NASSAU, The Bahamas – The Right Reverend Laish Boyd Sr., Bishop of the Anglican Diocese of The Bahamas and The Turks and Caicos Islands, implored members of the Legal Profession to conduct themselves with the greatest degree of integrity in their professional and personal lives. He called on them to redouble their efforts at improving the conduct of justice in The Bahamas.
“While it is true to say that the majority of lawyers aspire to do good, there are a few bad apples that stain the reputation of the profession as a whole. I urge you collectively to do all in your power to expedite the process whereby unethical and dishonest attorneys are made to account for their actions in relationship to their clients especially,” he said. “We know and the public does appreciate the improvements in the time frame in which cases are being heard, but we all agree that we are an extremely long way off from where we need to be.”
Bishop Boyd addressed the annual service to observe the opening of the Legal Year at Christ Church Cathedral Wednesday.
The service was attended by Chief Justice Sir Michael Barnett and Attorney General and Minister of Legal Affairs Senator the Hon. Allyson Maynard Gibson, members of the Court of Appeal, Justices, Magistrates, police officers and attorneys. Students and teachers of C. R. Walker and C. C. Sweeting schools were also in attendance. The Very Reverend Patrick Adderley, Dean and Rector of Christ Church Cathedral officiated the service. Justice Ian Winder and Marilyn Meers, Deputy Registrar, read the lessons.
Bishop Boyd challenged the congregation to exercise justice in areas that demand continued efforts including justice, fairness and integrity. He said these issues require attention, prayers and actions.

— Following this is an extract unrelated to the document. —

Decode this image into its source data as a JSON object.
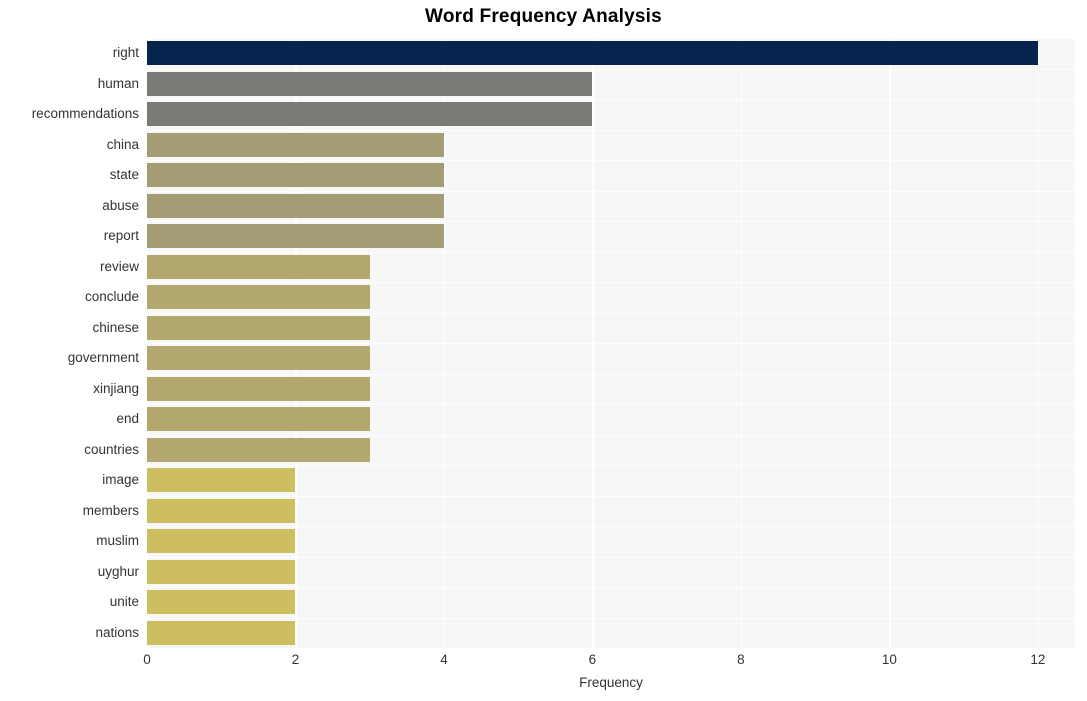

The Freedom of Information Act, the media, labour disputes, electricity, disclosure of financial information by Parliamentarians, Value Added Tax (VAT) were among the items he touched on.
On VAT he said, “I urge all concerned to comply with the law not only to avoid punishment but rather to honour our duty as citizens. Whether we like it or not, it’s the law. I urge the government to be as responsible as possible in the expenditure of public funds at its disposal … The more taxes collected the more you need to be accountable for the expenditure of the funds.”
Bishop Boyd encouraged all concerned to do everything in their power to reduce the cost of electricity. “God has given us in The Bahamas an abundance of sunshine, however we are not using this sunshine as much to our advantage as we ought. What is so strange, so many of us complain about electricity costs but we have not invested in solar lighting and solar heating for our homes and businesses. This is an individual responsibility, not a government one. He commended the government for implementing duty free importation of these and other energy reducing items.
Regarding labour disputes he said there are too many “unsettled labour disputes involving the government. I urge unions to be fair in their demands and employers, especially the government, must move to resolve disputes more quickly especially those that have been lingering for years,” said the Bishop.
The service was followed by a procession to the Supreme Court where a ceremony was held to mark the opening of the Legal Year.